This movie kept me intrigued. Wondering what was going to happen next. This was one of its better elements; I sat there engrossed in great pieces of action happening on screen whilst wondering what on earth was going to happen next. The setting and the scene made this a good movie – a group of men being hunted through the trees. Lots of hiding, ducking, sitting waiting in silence…
Brilliant, and kept me anticipating the next move. I enjoyed this element.
Without giving too much of the plot away, there is a part of the movie where Marcus (Wahlberg) ends up in a foreign household in the desert. Injured, he sits down and attempts to remove the shards of metal his leg is impaled with.
..and its a fucking squeamer of a scene.
I normally don’t mind a bit of blood, but I was writhing in my seat as he pulled the metal slowly from the squelchy oblivion. With each “splutch” my mouth dropped open a little further – I was proper wriggling. Ewwww!
So yes, if you’re a squeamer – you have been warned.
The only – and I mean ONLY – part of Lone Survivor that made the audience laugh out loud is where Marcus is in a house, trying to operate on his leg. He asks a little foreign boy for a knife. The little boy can’t work out what this strange, bloodied man is asking for and stands staring at Marcus, as he chants “knife, knife!” whilst he makes a cutting action with his hands.
The little boy leaves the room.
..and returns with a duck.

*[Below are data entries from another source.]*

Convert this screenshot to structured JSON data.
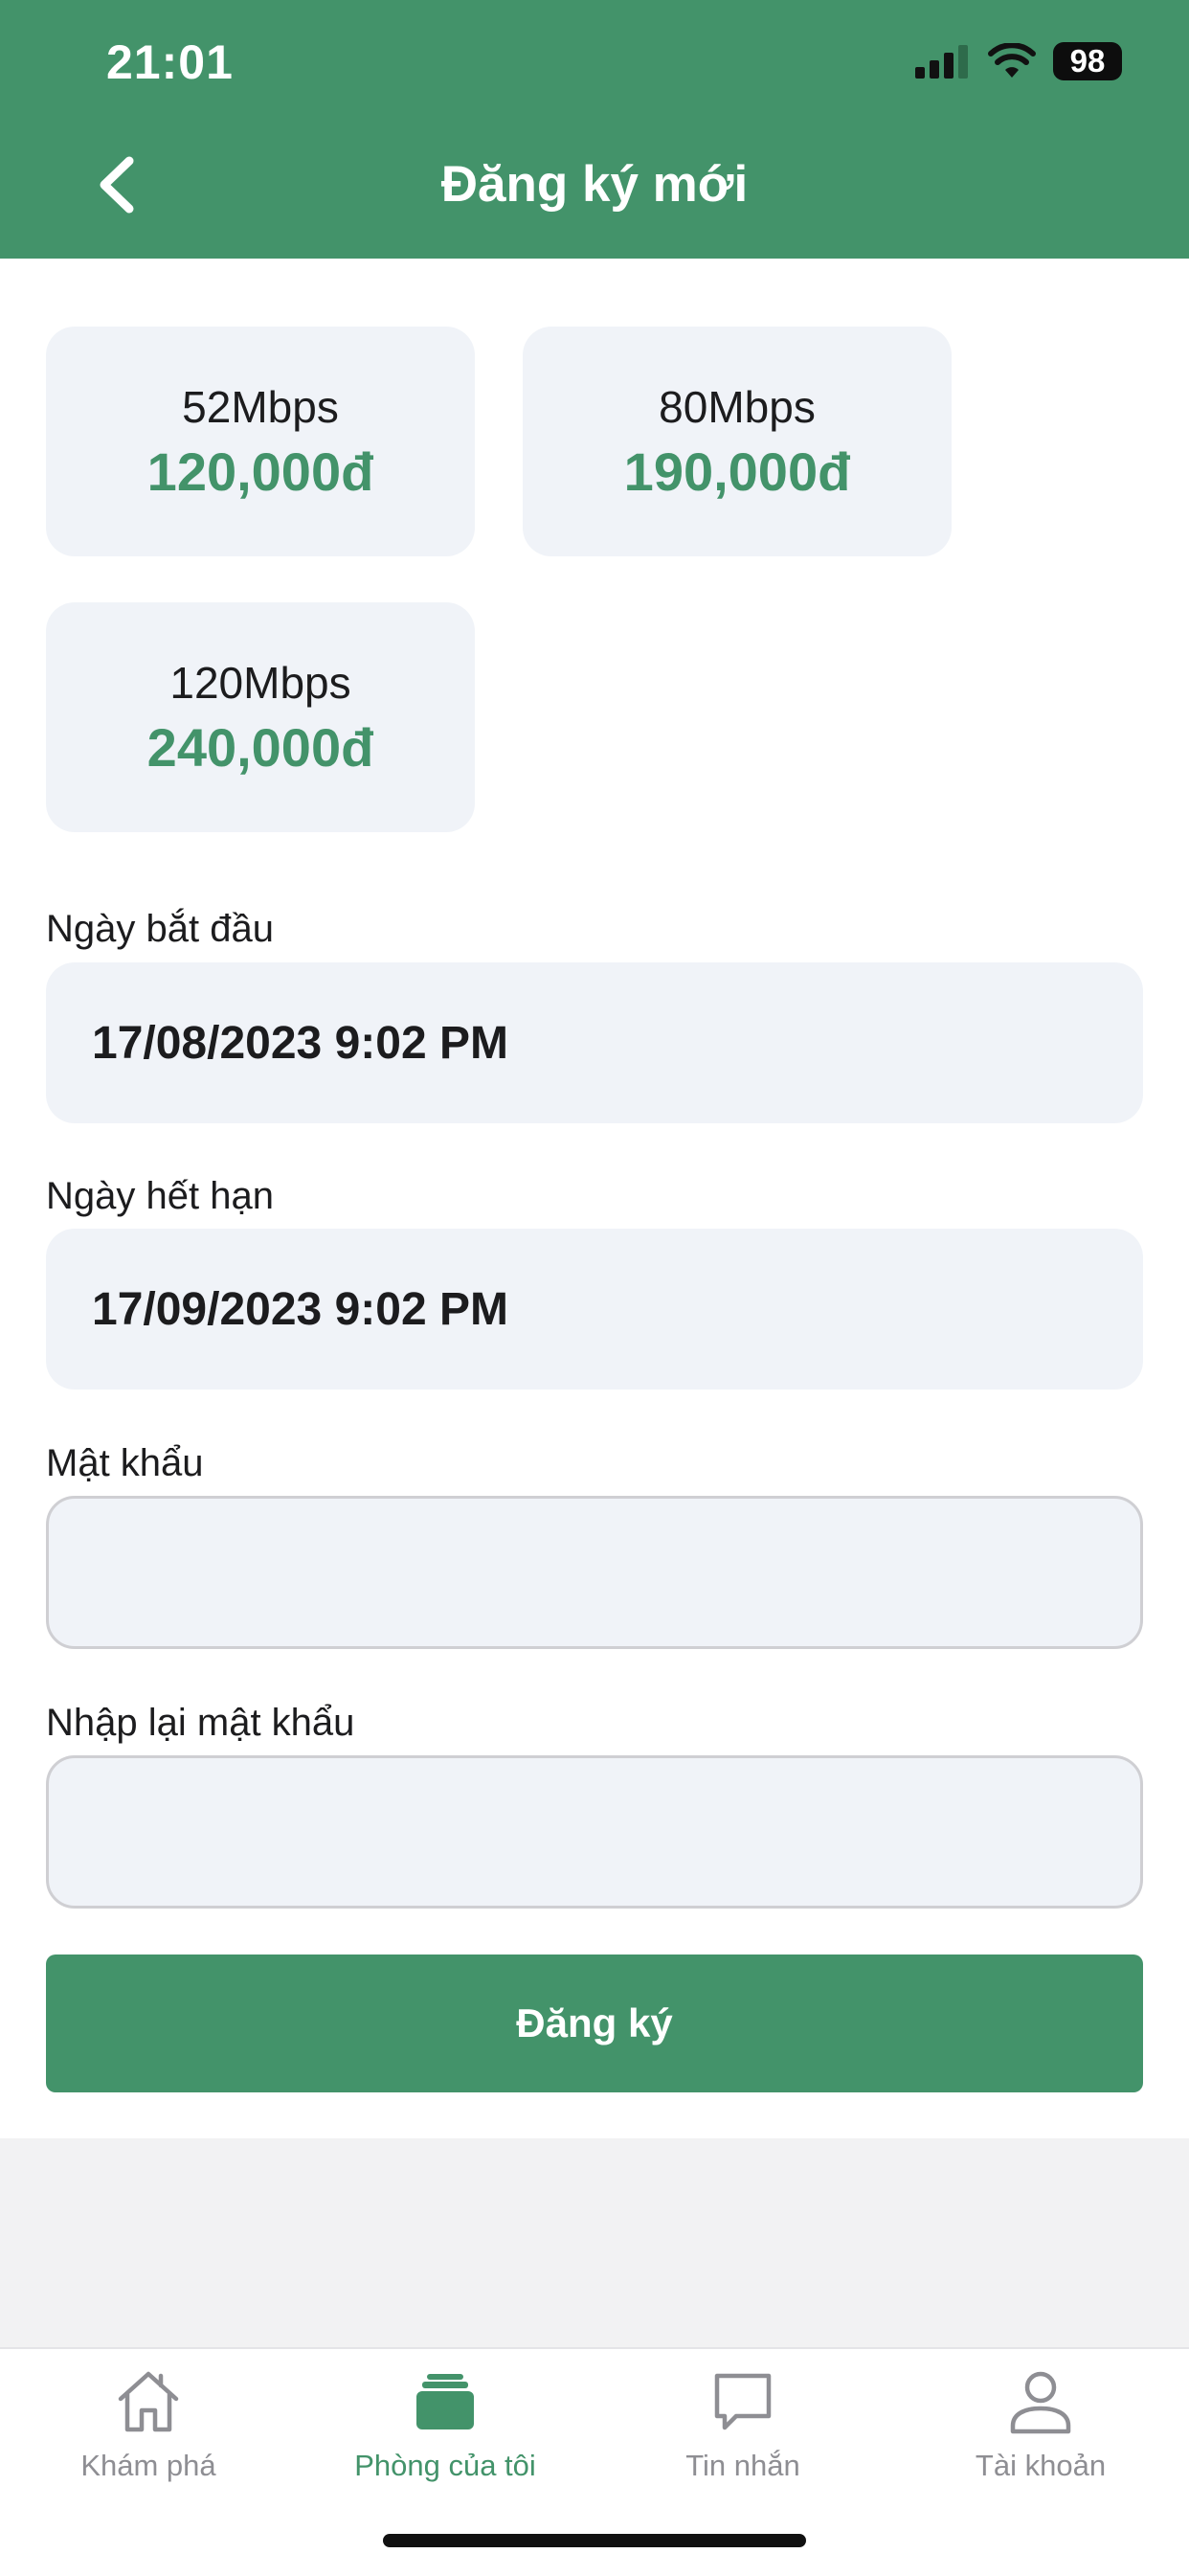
{
  "status_bar": {
    "time": "21:01",
    "battery": "98"
  },
  "header": {
    "title": "Đăng ký mới",
    "back_icon": "chevron-left-icon"
  },
  "plans": [
    {
      "speed": "52Mbps",
      "price": "120,000đ"
    },
    {
      "speed": "80Mbps",
      "price": "190,000đ"
    },
    {
      "speed": "120Mbps",
      "price": "240,000đ"
    }
  ],
  "form": {
    "start_label": "Ngày bắt đầu",
    "start_value": "17/08/2023 9:02 PM",
    "end_label": "Ngày hết hạn",
    "end_value": "17/09/2023 9:02 PM",
    "password_label": "Mật khẩu",
    "password_value": "",
    "confirm_label": "Nhập lại mật khẩu",
    "confirm_value": "",
    "submit_label": "Đăng ký"
  },
  "tabbar": {
    "items": [
      {
        "label": "Khám phá",
        "icon": "home-icon"
      },
      {
        "label": "Phòng của tôi",
        "icon": "room-stack-icon",
        "active": true
      },
      {
        "label": "Tin nhắn",
        "icon": "chat-bubble-icon"
      },
      {
        "label": "Tài khoản",
        "icon": "user-icon"
      }
    ]
  },
  "colors": {
    "accent": "#43936a",
    "card_bg": "#f0f3f8"
  }
}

The reaction from Marcus stirred LOL’s from around the audience, and brought a much needed brief moment of comic relief.
As I sat watching a certain chracter bleeding to death, sputtering to a fellow Seal to tell his wife how much he loves her, my first reaction was “WHY?”

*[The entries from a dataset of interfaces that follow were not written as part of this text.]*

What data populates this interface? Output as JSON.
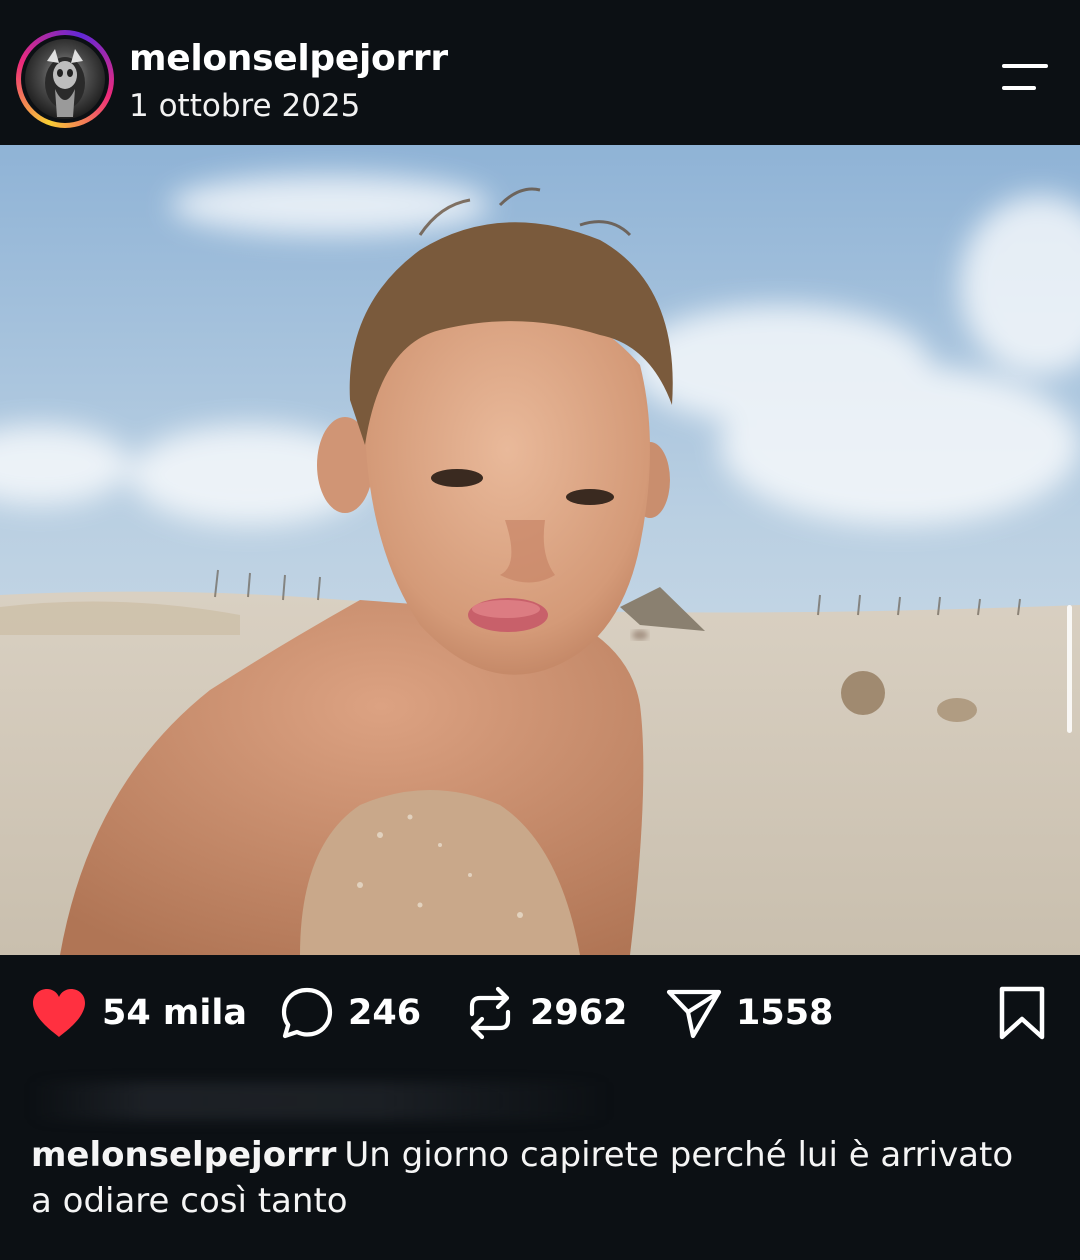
{
  "post": {
    "username": "melonselpejorrr",
    "date": "1 ottobre 2025"
  },
  "actions": {
    "likes": "54 mila",
    "comments": "246",
    "reposts": "2962",
    "shares": "1558"
  },
  "caption": {
    "username": "melonselpejorrr",
    "text": "Un giorno capirete perché lui è arrivato a odiare così tanto"
  },
  "icons": {
    "menu": "menu-icon",
    "like": "heart-icon",
    "comment": "comment-bubble-icon",
    "repost": "repost-icon",
    "share": "send-icon",
    "save": "bookmark-icon"
  },
  "colors": {
    "background": "#0c1014",
    "like_red": "#ff3040",
    "text": "#ffffff"
  }
}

Why do they do it?
How can I ask this without sounding naive and disrespectful?..
Why would a grown man look into the adoring eyes of his wife – as she smiles at him – and say goodbye? Imagine his beautiful little child looking up at him, big sad eyes welling up, as he kisses him / her goodbye. WHY would a man purposely leave his family behind, knowing that he might be returning in a coffin?!
Again, call me naive or disrespectful – but for Christ sake. You have a beautiful woman who loves you, and a child who dotes on you – yet you’re jetting off to take part in activities which may ultimately kill you, and destroy their lives in the process. I understand the whole “doing it for my country”, but why do these men do it to their families?

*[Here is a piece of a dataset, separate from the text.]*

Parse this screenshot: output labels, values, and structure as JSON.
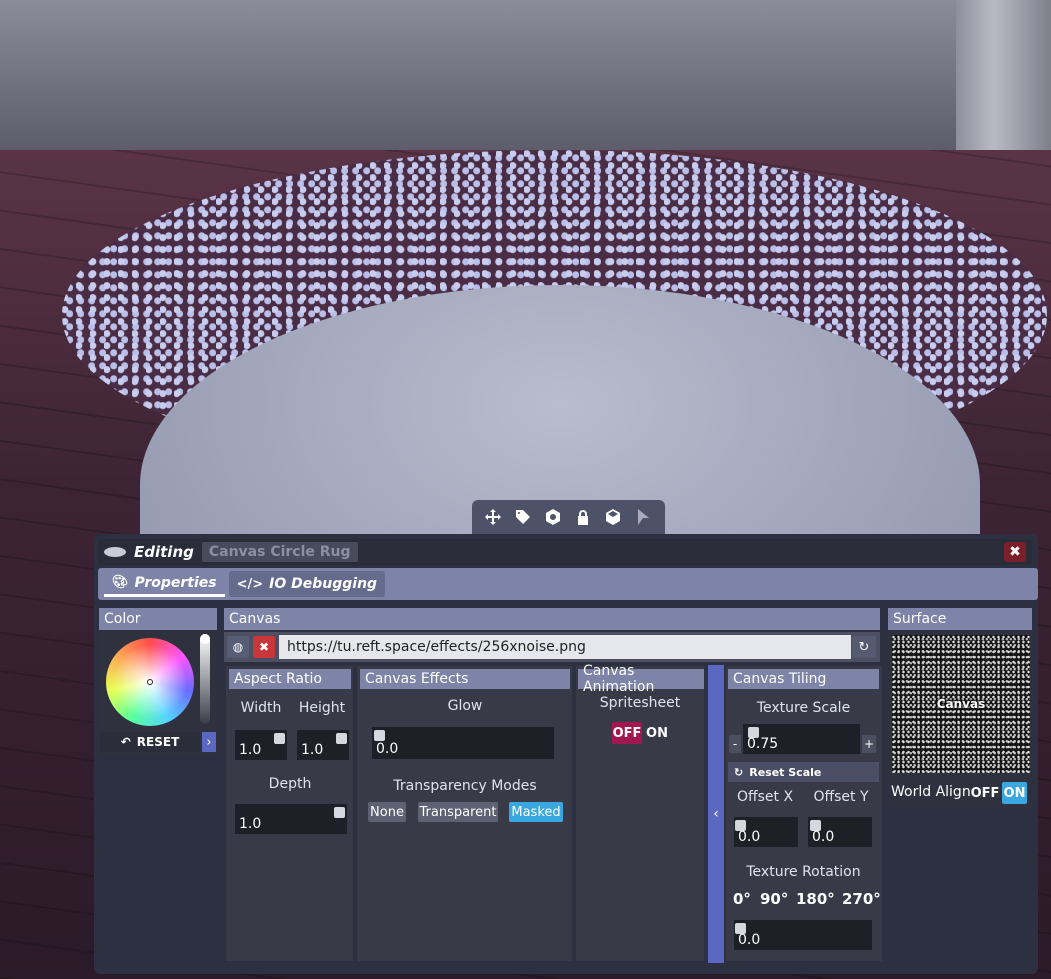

It genuinely frustrates me, that these men feel empowered by killing others in a different country and that they went through marriage, having children, etc. only to turn round and say, “I’m off, I might die, thanks for the memories”.
On one hand you’ve gained the respect of your fellow colleagues and some of your country, on the other – you created a life with loved ones which you’re basically throwing away..
Please note: The above statement is my own opinion on the Navy not influenced by anyone else. I am not experienced in the Navy at all, so hold limited facts about it. This statement is my personal overview on the subject. Etc.
When I first saw the poster / trailer for this movie, I assumed Mark’s character would be fighting for his life – all by himself – lost in the terrifying wilderness kind of thing. But to be honest, he is surrounded by fellow soldiers up until the final 5-10 minutes. I prepared myself for a “shit, he’s completely stranded by himself” sort of flick – no such luck. The movie lacked this element.
Overall, Lone Survivor is raw. Brutal. Gritty. It is basically one of those ‘Help The Heroes’ style flicks dedicated to those who fight or have fought in the Navy, etc. (complete with a photo slideshow in the credits at the end). In its short screen time, it manages to entertain as well as provide an insight into a completely different world of work.
It reminded me of a movie you see on an airplane which acts as a time-filler that you end up enjoying. This movie is boiling with blood, rage, death, violence. But it takes these elements and blends them together to produce a watchable piece of film in on tight timescale.
I don’t think I’d watch it again, it wasn’t the most amazing thing I’ve seen. Watch it, let it go. Once is enough.